All the codes become bollocks
From dawn to dusk, nothing.
This prime of nothingness"
" We give up all hope, we lose our appetites for food and the daily round of life. Shrinking into a corner of sadness, life has no joy. Then because we are not eating, our bodies and brains (the same) retreat into malnutrition and so it goes round and around, back and forth, until madness sets in. All hope is lost, all goodness is denied us for we have ceased being of any good. Death in this way is squalid and there is no need it should be so."
JD knew full well where he was heading in his long death throws. All that was left was the whiskey, the pills and the screaming pain getting worse as daily he'd lie in his own diarrhoea more and more losing all sense of himself and even his identity imagining in his illness he'd become all kinds of things and before his electricity was permanently cut-off during the foot and mouth epidemic of 2001, that he'd even got the disease himself.
"Oh no I've got foot and mouth
I'll not be killed, I'll be culled"
It was as though misshapen and disintegrated he could no longer separate himself from other events or sentient beings. He really did feel as though he was one of the slaughtered animals with hoofs in the air, as he became one of his dogs as he'd seen himself as the mugged old lady and even her piece of fish. In his writings truly the madness did set in as reality increasingly overlapped with bizarre fantasy. Although his estranged family constantly stepped in paying this and that bill it was all too much as they had little money themselves and, wringing their hands in exasperation and despair, knowing that handing fivers and tenners over to John meant more for the off-licence.
A stone thrown by a malicious young kid at his living room French window facing the back garden causes JD to go to the window where shortly, seeing a man with a shock of grey hair, he welcomes Merlin and various others from the court of King Arthur. Ushering them in after a brief debate with himself he shows them his arms stash from underneath the stairs of "two brownings, six fragmentation grenades and gas grenades with a stun capacity". Thus a long story, set in early medieval times evolves, peopled with phantom figures from Thor to Robin Hood and Little John together with that perhaps inevitable early Wesleyan experience (so typical of the mining community) of pilgrims and hymns meticulously written out and sung all mixed together in a final, unholy brew.

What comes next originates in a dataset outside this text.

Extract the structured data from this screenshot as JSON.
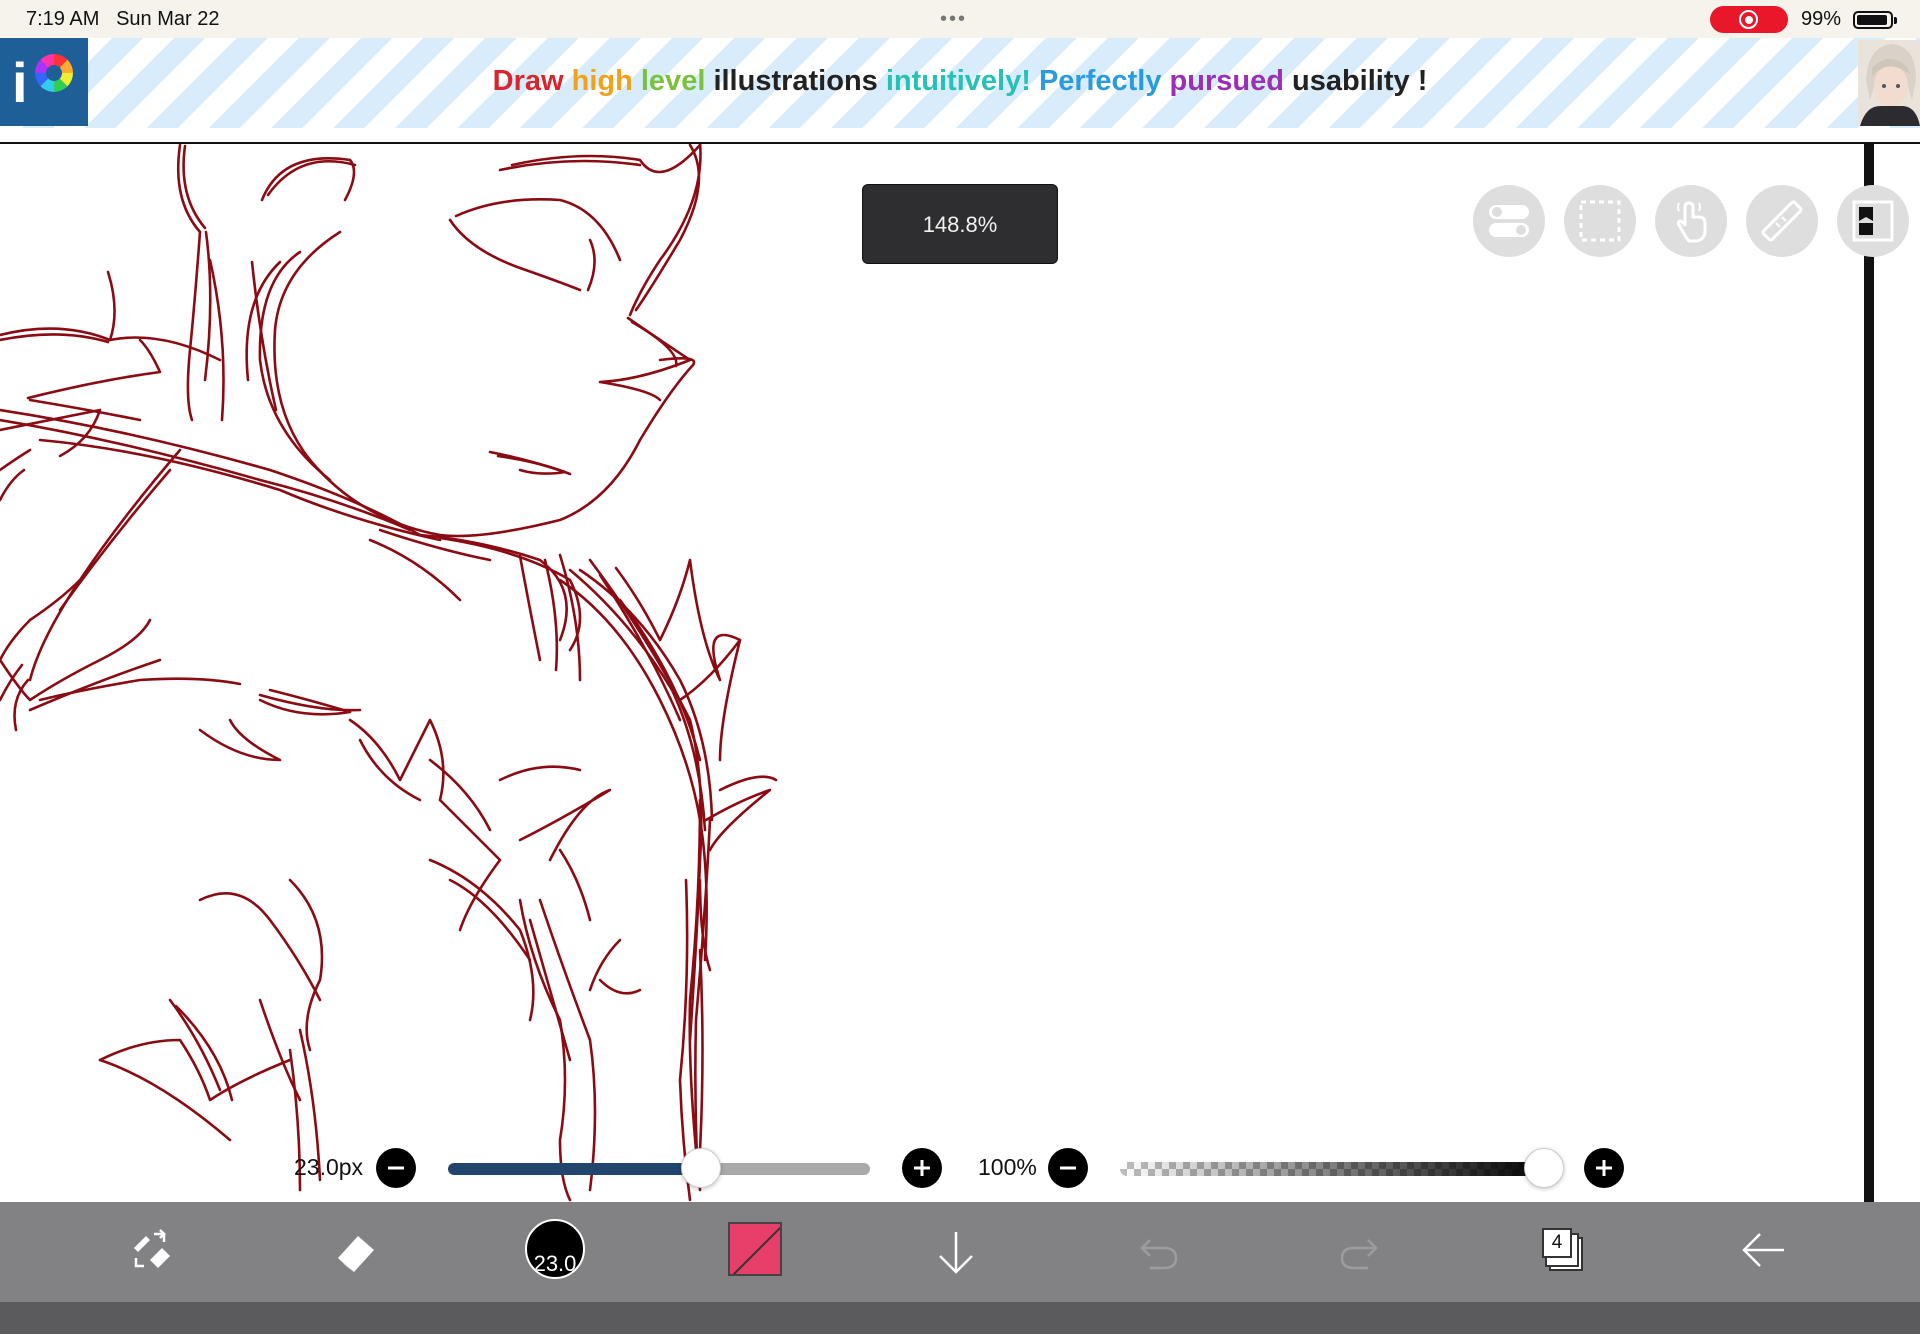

Norse sagas and Norsemen enter together with ancient Greenlanders on psychotropic drugs together with Two Crows (a Native American tribal chief) who meet up With Cromwell's Ironsiders assisted by Hilda, the 6th century AD, first Abbess of Whitby in that dramatic town set on the cliffs of the North Yorks Moors. They set out to save the world or rather together with the "Irish" to destroy everything before them in some medieval pillage and slaughter. In and out of this there are the Mongul hordes together with a Saddam who will finally win against the West. Within this unreadable chaos fragments of JD's mind constantly argue and disagree with other slivers of tissue. Truly a Songs Of Maldoror of dementia and utter disconnection but one from which hardly a profound truth can be garnished despite the above precis which makes it sound so interesting.
Nonetheless, here and there the crazed tale snaps into an abiding focus. "Buy the world and Destroy all hope. This bloody scum of the universe can only make our lot worse and worse. Curse them. They are shit at the bottom of life's barrel. They speak shit; it's what they look like. It's what they sound like."
"These fuckers who would say this and that
But we must not speak of money goals and god
Are truly beneath contempt.
They are the thieves of words."
"There is no bloody place for me to go crept under
This quilt on this old settee.
OK you bastards you've won today
But believe me cunt faces, I'll have the last word."
"It's no good being dead, just to make you feel good
Stomping in the peasants' blood."
What more can one say?
Dave W. August 25th 2003
(For more information on the miners' strike of 1984-5 see below on the RAP web)